Today’s news that Microsoft will buy Nokia in early 2014 sent the Scandinavian telco giant’s shares soaring by some 45%. But while the stock market may have been buoyed by the news of the acquisition many are still to be convinced of the business thinking behind the move.
As a brand name, Microsoft remains iconic. Yet it, too, has struggled to make inroads into the mobile space; too slow, say some, to respond to market demand. The sales of its Surface tablets (most charitably described as sluggish) highlighting this significantly.
At the same time, Nokia has struggled against competition from Samsung and Apple with sales falling 24% in the three months to June, compared to last year.
The question on the lips of many industry analysts and consumers alike is: will the partnership of two relatively also-rans in terms of the mobile and OS space really be the answer to rivalling the likes of Apple and the Android OS?
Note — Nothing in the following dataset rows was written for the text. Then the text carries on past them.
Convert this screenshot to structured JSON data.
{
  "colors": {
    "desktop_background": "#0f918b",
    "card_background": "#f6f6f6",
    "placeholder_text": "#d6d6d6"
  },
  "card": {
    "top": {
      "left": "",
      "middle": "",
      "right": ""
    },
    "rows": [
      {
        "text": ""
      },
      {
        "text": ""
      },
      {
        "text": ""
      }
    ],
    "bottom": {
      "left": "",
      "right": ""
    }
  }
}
Some believe that the sale of Nokia (an established 150 year old company) for the relatively paltry sum of $7 billion is tantamount to a ‘fire sale’, and others have questioned the move as a last role of the dice for Steve Bulmer; aiming to leave a legacy in the mobile space before his immanent departure from office.
Look more closely however and there may be more than one reason (the share price of Nokia) to believe Microsoft has pulled out a proverbial rabbit from the hat.
First, the partnership formed in 2011 placed the Windows Phone (WP) operating system in Nokia’s Lumia devices, and sales of Lumia have seen WP’s global market share rise to 3.3% – actually out performing former mobile heavy weights BlackBerry.
Secondly, Microsoft has a history of making astute acquisitions that have ultimately strengthened its overall market offering: it purchased aQuantive, an advertising company, on August 13, 2007 for $7.3 billion. A/Razorfish, one of the world’s largest digital agencies the same year; Norwegian enterprise search company Fast Search & Transfer to boost its search technology in 2008, and most recently in 2011 it acquired Skype for $8.5 billion.
Finally, despite not cracking the mobile market in the way he would have envisaged Bulmer still remains, first and foremost, a winner. He simply doesn’t back the wrong horse when it comes to significant business decisions.
One last point to leave you to ponder: who would have believed (apart from Steve Jobs & Paul Wozniak) during the late 90s when Apple brought out the iMac with its coloured back, that it would be the company it is today with all its influence and success? With this in mind, maybe Bulmer and co might just have the last laugh after all!